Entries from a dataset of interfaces
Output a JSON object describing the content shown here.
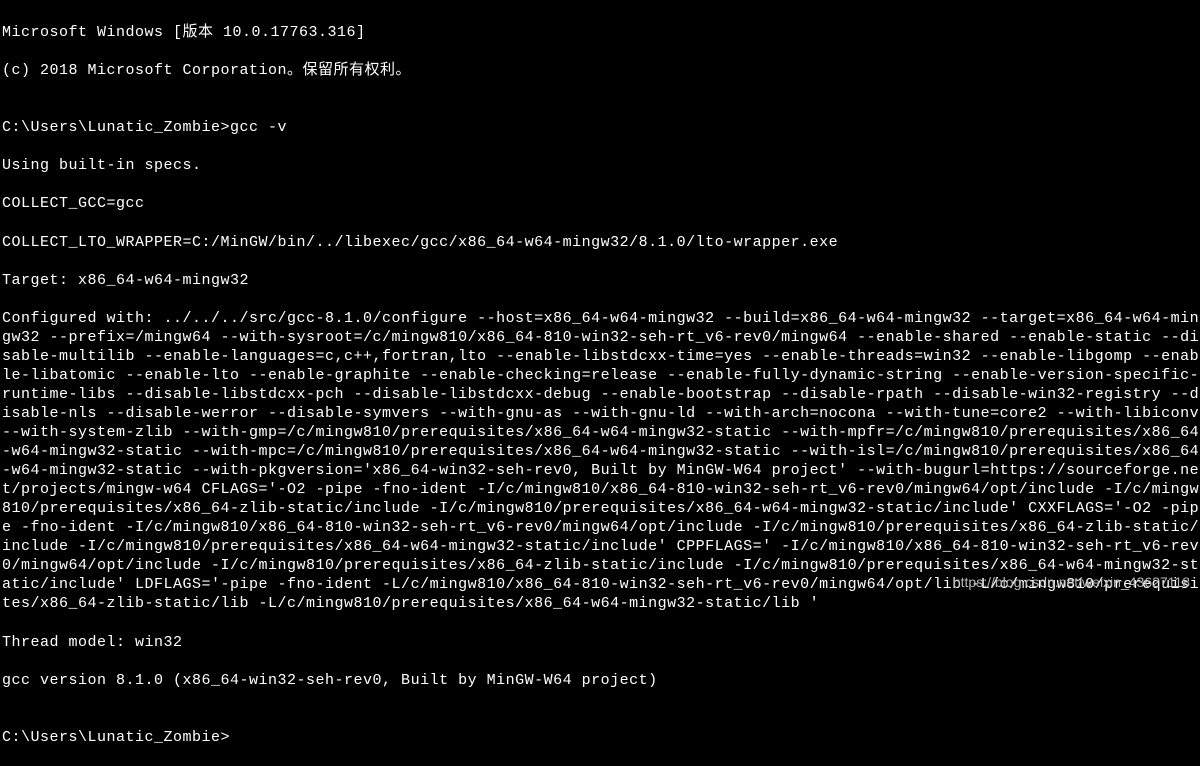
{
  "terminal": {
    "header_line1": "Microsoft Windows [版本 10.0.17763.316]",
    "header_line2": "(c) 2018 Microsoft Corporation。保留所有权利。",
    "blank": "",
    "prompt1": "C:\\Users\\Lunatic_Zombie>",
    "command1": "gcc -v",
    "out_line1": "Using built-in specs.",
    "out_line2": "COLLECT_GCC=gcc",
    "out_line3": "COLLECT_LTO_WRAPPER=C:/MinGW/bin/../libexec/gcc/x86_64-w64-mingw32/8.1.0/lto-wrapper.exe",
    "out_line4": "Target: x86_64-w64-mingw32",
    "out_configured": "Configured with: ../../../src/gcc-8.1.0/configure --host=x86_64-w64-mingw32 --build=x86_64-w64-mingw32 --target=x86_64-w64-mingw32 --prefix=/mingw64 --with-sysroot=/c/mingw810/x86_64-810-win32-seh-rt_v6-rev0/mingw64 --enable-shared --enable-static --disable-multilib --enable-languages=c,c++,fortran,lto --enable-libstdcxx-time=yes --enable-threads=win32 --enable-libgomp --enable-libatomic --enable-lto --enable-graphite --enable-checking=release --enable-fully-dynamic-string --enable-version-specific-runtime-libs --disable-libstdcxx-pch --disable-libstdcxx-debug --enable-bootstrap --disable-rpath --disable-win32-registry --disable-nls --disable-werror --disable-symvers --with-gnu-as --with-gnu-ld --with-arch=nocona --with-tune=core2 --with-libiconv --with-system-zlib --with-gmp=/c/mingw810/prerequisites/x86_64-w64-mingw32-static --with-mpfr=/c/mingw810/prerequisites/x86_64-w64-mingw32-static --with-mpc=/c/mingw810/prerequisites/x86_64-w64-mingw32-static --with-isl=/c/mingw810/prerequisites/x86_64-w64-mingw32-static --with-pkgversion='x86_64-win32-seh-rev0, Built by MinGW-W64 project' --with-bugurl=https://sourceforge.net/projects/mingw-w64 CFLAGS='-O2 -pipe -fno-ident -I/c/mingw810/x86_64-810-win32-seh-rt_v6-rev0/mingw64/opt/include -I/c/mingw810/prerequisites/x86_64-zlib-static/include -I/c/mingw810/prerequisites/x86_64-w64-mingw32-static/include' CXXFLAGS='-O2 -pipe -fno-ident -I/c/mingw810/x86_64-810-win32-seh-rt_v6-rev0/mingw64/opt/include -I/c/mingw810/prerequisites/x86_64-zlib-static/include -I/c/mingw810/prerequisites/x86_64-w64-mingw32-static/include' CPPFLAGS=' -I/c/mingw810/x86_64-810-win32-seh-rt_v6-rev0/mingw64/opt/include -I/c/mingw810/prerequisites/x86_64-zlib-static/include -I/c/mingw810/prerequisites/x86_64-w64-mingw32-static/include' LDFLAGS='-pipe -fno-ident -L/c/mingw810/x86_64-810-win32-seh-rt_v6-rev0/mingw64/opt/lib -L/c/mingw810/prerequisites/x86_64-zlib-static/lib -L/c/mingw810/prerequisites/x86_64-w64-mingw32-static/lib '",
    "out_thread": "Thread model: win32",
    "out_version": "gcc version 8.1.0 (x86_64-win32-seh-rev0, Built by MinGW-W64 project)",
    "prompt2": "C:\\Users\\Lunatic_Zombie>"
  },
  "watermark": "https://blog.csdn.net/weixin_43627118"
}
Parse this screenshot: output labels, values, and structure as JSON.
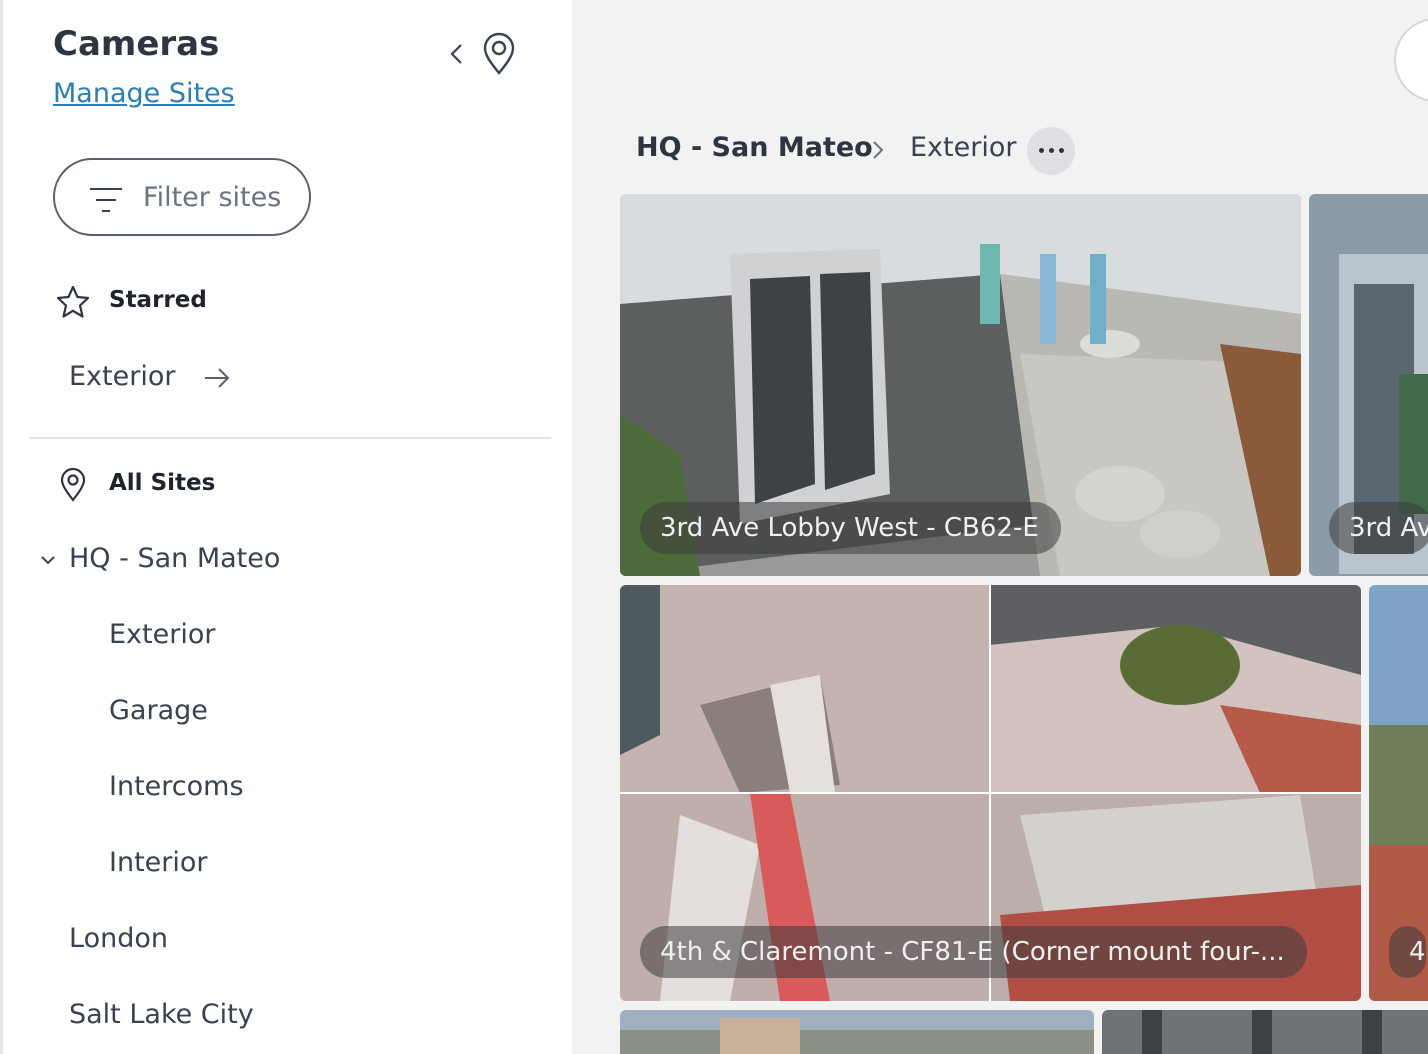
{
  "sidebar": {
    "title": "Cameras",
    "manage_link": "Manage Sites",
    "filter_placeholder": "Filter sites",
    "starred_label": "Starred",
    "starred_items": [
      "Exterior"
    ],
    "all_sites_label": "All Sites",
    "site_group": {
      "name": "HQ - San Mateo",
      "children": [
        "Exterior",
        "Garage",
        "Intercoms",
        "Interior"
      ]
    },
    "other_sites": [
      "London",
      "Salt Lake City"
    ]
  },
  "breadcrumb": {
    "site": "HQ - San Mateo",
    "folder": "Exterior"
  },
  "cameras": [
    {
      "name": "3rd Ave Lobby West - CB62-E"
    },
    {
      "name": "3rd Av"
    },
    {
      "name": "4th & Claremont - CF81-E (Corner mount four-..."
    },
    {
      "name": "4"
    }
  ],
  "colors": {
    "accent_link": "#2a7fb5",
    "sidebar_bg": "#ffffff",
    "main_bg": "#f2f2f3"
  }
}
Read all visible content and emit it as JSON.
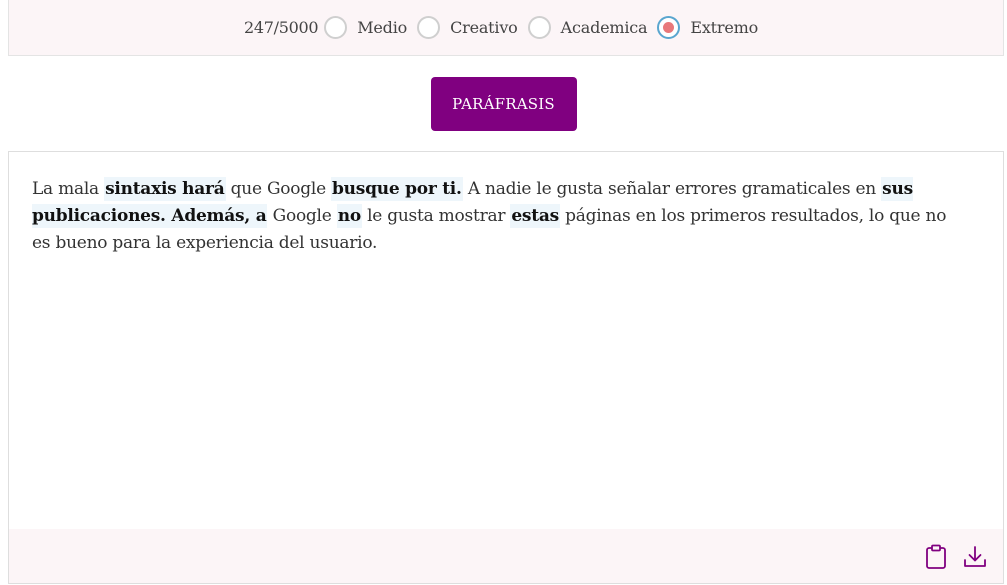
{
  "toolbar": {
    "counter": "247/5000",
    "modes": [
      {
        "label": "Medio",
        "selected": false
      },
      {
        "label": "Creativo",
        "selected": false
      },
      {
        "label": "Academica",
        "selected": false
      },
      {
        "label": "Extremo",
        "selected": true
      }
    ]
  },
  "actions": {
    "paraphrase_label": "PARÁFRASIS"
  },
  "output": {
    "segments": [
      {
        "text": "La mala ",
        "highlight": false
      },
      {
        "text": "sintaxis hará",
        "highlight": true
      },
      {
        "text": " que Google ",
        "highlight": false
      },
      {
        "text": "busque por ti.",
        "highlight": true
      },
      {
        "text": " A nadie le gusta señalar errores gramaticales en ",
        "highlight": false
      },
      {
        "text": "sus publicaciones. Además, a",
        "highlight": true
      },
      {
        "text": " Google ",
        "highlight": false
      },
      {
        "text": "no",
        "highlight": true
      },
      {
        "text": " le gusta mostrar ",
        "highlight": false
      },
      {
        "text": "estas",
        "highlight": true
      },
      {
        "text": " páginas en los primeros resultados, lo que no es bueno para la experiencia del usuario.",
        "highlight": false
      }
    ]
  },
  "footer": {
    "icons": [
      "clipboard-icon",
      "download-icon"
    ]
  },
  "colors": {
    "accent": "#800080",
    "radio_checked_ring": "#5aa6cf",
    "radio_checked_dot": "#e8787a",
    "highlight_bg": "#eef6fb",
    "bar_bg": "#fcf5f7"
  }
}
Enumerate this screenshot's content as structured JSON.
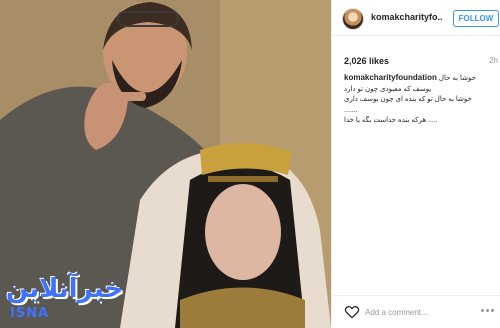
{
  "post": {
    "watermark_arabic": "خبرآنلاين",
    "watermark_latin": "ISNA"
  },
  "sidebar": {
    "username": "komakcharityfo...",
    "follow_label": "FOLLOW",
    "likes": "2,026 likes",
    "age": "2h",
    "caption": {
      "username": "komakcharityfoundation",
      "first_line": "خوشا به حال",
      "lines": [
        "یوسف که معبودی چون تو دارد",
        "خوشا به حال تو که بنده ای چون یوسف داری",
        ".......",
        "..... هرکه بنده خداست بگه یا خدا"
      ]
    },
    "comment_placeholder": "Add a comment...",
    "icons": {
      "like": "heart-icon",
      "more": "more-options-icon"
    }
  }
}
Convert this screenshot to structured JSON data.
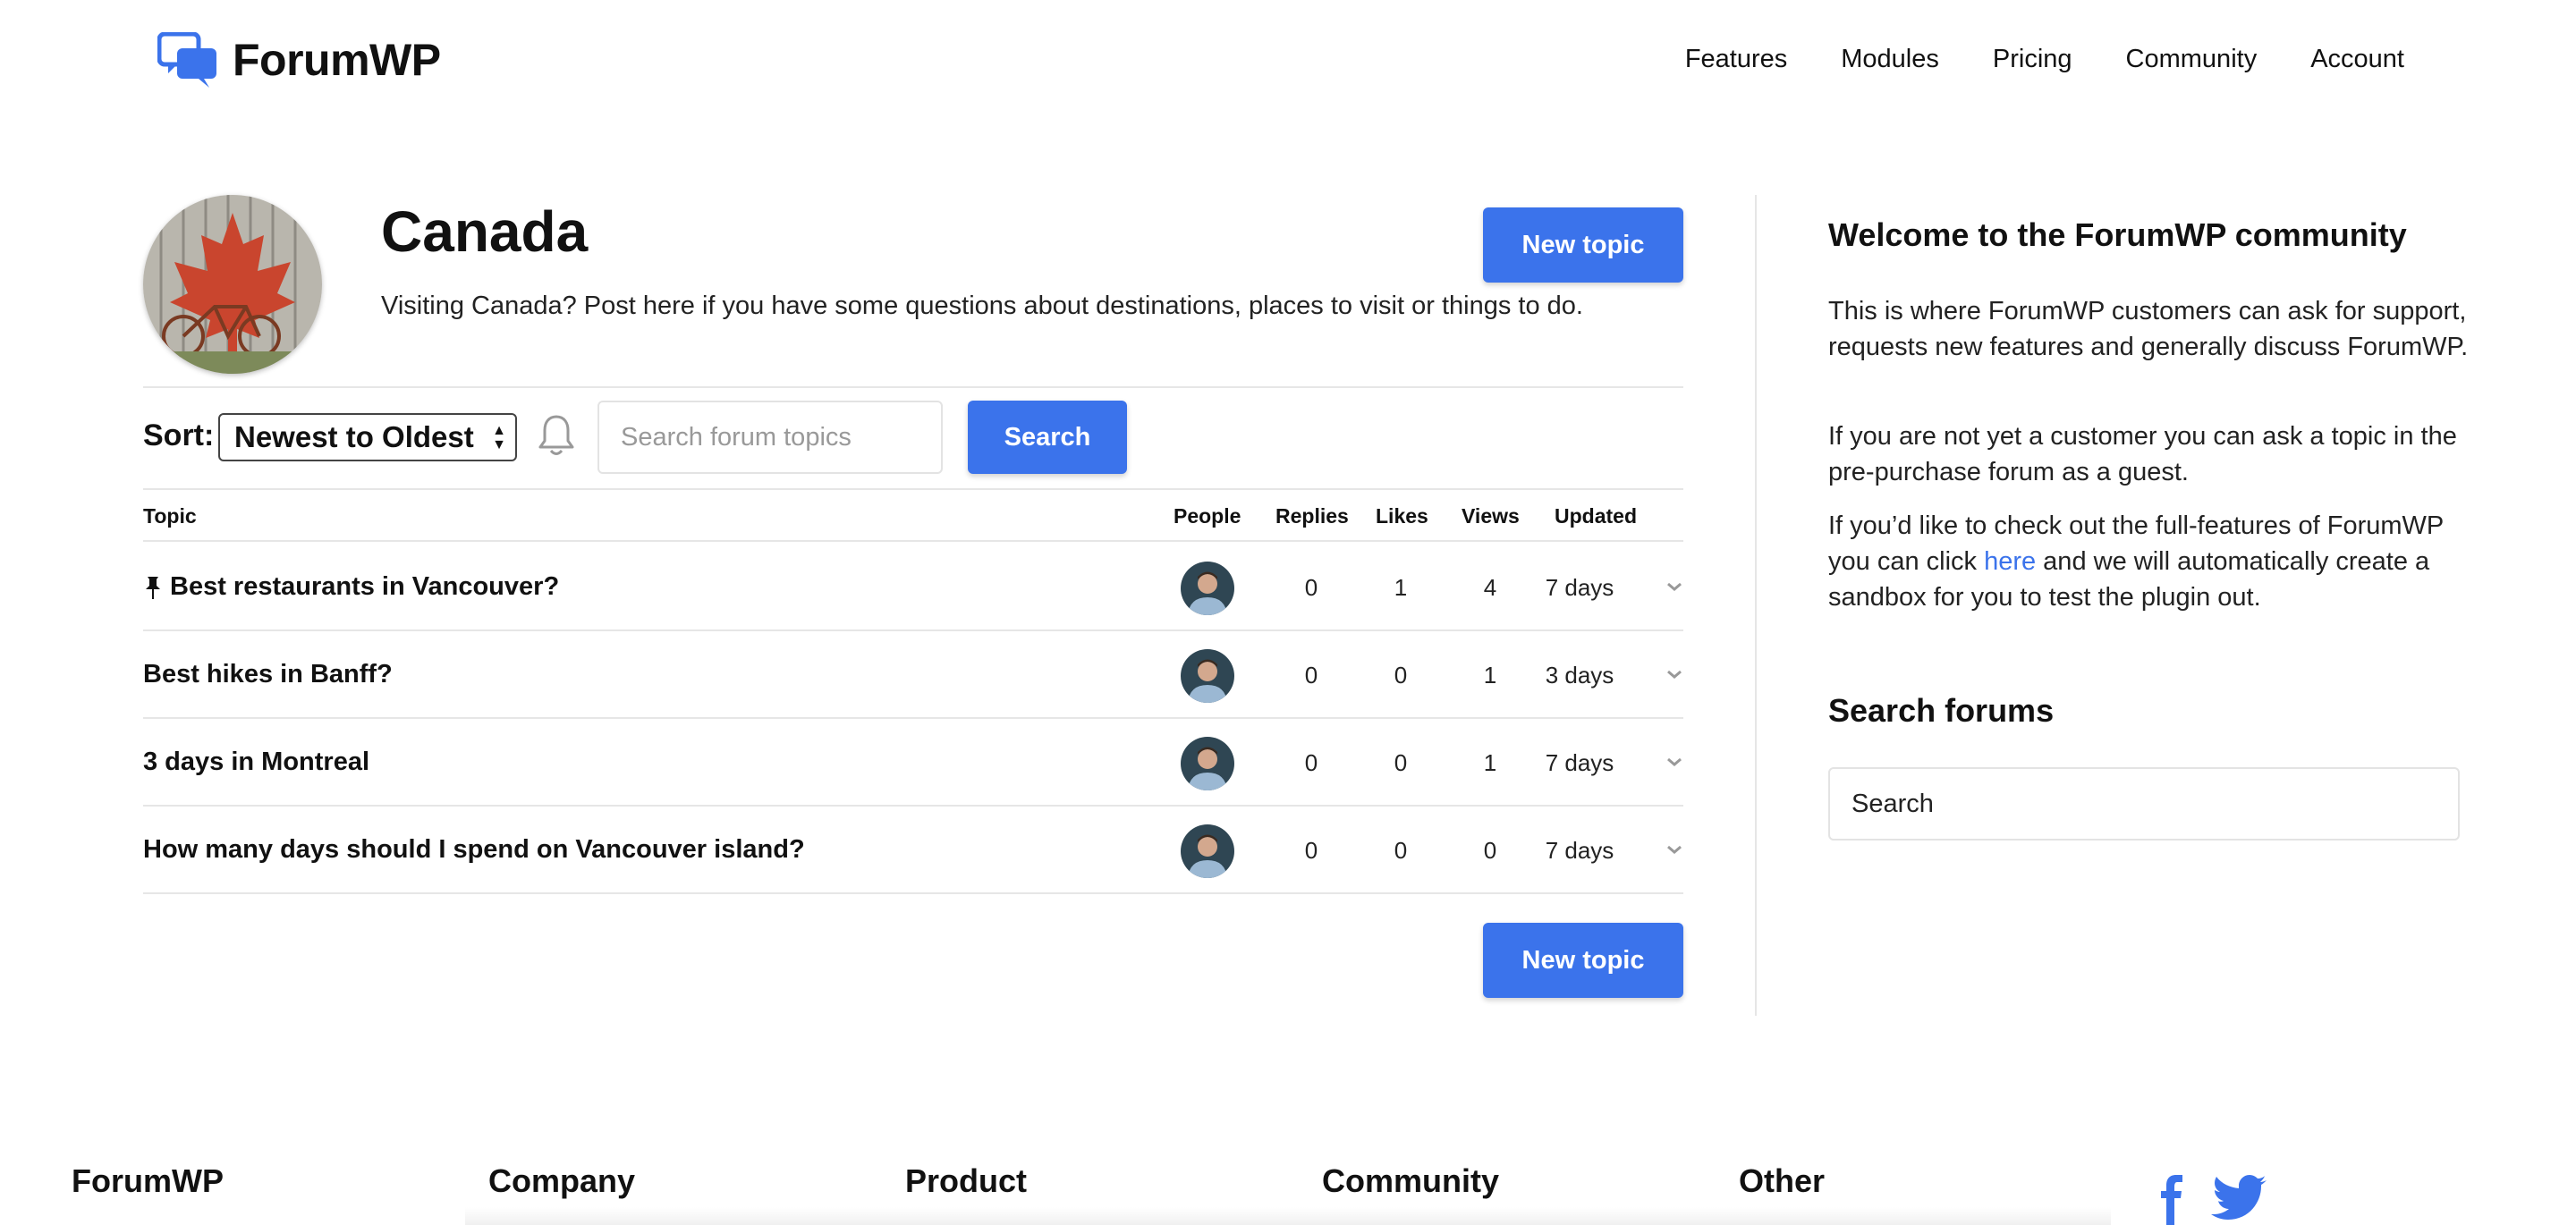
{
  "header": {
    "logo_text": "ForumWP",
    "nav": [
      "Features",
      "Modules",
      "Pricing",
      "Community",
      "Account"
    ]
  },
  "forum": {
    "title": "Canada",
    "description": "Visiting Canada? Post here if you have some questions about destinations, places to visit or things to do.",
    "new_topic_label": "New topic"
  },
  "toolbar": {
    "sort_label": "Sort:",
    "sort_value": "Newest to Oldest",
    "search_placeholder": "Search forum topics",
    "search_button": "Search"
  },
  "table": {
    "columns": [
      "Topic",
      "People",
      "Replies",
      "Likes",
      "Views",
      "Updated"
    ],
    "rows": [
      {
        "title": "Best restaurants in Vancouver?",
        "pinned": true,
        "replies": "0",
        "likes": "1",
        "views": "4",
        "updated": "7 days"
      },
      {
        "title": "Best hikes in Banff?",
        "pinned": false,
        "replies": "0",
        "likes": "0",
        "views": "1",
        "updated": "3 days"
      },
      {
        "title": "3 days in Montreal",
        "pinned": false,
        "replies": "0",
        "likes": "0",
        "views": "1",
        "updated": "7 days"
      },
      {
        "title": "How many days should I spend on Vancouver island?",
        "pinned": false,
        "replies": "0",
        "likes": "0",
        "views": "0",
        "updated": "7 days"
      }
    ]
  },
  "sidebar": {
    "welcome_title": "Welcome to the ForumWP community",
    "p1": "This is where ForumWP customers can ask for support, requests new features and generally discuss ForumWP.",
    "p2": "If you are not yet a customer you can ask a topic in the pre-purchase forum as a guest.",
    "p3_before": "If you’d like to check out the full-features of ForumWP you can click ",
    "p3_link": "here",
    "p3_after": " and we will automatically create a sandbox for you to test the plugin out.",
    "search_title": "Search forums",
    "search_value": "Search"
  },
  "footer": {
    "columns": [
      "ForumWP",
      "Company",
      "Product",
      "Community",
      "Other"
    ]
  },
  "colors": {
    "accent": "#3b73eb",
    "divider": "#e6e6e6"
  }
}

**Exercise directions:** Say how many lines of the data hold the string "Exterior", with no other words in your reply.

**Output of the exercise:** 3